Of course, you’ll need a larger cage if you have birds other than your Bourke’s parakeet living in the same cage. Be aware, though, that your Bourke’s parakeet might disrupt other birds with their dusk and dawn flying habits; they might even end up knocking their feathered friends off their perches!


Though Bourke’s parakeets are less active than many other similar birds, they do have their active moments (like dusk and dawn). Letting them outside their cage for 2 or 3 hours each day so they can fly around or play in a supervised area will be ideal. Having a long flight cage where they can safely fly about is also optimal. And don’t forget to include many toys for your Bourke’s parakeet in their cage! Toys will keep them plenty active when they aren’t able to be outside their cage.

bourke’s parakeet bird on the ground
Image Credit: Imogen Warren, Shutterstock

Health & Conditions

The Bourke’s parakeet is a fairly hardy bird that isn’t prone to many illnesses. They tend to live for a long time (provided they have proper care) and rarely get sick. There are a few issues that might occur with these birds, though.

Minor Conditions
  • Internal parasites
Serious Conditions

bird divider

3 Little-Known Facts About the Bourke’s Parakeet

Here are three more facts you might not have known about the Bourke’s parakeet!

1. These birds are also known as “sundown parrots”.

You can probably guess why they’re called the sundown parrot, too! It’s because of the way they tend to get active at dusk.

2. Bourke’s parakeets have zygodactyl toes.

These birds have zygodactyl toes, which means they have two toes that face forward and two that face backward.

3. This parakeet can live up to 25 years.

However, they tend to live 10–15 years in captivity (which is still a long time!). With proper care, though, your bird could live up to 25 years.

bird divider


The Bourke’s parakeet is an excellent bird for a first-time bird parent, as they are mellow and quieter than many other similar species. You will need to prepare yourself for their crepuscular flying activities, though! These birds are reasonably easy to care for (though you need a rather large cage or an aviary for them to live in) and make wonderful companions. They’ll love riding around on your shoulder while you go about your day, as well as playing with toys in their cage.
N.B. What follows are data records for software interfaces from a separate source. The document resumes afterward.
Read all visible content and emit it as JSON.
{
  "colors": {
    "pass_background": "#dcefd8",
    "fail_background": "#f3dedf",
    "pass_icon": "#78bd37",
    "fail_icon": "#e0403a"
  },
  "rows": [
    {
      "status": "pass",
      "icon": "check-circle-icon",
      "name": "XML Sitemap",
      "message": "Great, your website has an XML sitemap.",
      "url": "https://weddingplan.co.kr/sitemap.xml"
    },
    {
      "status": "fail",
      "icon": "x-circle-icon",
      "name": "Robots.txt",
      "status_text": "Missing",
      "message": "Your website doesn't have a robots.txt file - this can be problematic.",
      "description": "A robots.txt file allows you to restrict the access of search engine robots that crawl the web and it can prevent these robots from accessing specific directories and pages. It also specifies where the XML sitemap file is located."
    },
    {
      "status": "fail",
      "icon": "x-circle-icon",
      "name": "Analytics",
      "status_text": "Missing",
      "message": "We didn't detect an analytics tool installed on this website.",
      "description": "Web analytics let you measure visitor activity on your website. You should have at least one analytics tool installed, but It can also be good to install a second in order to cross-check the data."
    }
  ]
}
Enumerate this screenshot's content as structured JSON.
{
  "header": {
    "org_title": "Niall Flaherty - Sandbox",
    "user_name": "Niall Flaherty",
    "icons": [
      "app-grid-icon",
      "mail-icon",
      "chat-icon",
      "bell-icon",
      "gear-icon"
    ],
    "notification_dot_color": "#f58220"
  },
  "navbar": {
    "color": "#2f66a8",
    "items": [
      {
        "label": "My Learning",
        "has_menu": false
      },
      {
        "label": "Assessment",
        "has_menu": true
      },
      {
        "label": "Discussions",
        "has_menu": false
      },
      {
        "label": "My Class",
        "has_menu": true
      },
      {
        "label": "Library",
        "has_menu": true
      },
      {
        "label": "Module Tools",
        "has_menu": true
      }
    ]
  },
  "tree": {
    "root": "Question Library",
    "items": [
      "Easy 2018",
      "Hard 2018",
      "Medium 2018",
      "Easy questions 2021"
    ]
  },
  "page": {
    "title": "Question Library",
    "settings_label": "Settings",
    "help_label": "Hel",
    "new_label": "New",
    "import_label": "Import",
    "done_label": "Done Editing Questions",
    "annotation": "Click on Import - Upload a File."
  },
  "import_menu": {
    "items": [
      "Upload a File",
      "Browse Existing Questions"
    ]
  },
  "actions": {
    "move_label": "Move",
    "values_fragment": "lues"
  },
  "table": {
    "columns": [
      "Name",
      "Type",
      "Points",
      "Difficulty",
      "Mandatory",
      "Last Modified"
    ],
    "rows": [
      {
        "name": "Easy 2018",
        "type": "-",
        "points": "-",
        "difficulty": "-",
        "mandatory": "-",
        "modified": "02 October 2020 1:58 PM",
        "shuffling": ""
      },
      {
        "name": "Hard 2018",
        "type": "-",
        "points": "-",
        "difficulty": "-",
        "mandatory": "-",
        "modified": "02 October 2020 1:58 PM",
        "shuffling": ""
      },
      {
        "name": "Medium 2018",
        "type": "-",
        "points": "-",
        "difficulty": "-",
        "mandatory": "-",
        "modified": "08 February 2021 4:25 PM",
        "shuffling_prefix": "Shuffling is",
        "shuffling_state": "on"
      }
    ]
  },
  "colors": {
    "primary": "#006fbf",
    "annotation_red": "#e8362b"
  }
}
If you’re considering getting a bird for the first time, the Bourke’s parakeet is an excellent choice!

Featured Image Credit: Imogen Warren, Shutterstock

Related Articles

Further Reading

Vet Articles

Latest Vet Answers

The latest veterinarians' answers to questions from our database